[Page and application data records]

___

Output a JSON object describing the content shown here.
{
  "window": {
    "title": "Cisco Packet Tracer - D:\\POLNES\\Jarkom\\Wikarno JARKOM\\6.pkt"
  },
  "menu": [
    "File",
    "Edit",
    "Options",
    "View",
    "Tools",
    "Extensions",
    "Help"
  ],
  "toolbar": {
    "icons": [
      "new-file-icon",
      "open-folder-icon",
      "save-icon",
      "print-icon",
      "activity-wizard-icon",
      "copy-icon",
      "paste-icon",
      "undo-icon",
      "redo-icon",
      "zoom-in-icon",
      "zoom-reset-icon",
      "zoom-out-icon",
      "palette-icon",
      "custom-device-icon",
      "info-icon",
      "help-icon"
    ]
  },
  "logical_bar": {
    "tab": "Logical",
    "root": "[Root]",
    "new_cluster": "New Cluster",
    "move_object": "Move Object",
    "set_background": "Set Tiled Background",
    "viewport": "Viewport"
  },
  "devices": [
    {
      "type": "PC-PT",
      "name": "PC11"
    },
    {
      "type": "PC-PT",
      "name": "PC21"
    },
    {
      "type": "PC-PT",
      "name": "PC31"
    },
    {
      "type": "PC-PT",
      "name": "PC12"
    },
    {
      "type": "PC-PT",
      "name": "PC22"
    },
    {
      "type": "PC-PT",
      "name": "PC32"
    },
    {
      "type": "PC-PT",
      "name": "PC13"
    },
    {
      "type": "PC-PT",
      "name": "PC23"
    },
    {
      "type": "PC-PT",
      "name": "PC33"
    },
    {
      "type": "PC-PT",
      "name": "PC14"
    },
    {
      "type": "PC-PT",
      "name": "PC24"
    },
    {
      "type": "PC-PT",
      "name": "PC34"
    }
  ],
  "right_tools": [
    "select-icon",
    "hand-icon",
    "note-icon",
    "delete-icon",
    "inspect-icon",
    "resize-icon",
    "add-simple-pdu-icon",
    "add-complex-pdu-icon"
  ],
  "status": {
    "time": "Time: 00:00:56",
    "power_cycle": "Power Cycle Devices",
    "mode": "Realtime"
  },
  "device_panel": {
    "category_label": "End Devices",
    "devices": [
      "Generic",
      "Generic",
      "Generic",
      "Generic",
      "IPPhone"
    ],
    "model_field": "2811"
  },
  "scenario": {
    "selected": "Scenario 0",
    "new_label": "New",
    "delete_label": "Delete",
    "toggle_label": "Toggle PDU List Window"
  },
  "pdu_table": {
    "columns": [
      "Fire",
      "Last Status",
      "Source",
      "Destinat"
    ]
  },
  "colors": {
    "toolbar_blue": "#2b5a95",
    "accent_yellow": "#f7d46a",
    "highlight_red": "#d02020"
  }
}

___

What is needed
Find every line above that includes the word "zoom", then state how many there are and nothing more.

Answer for this exercise
3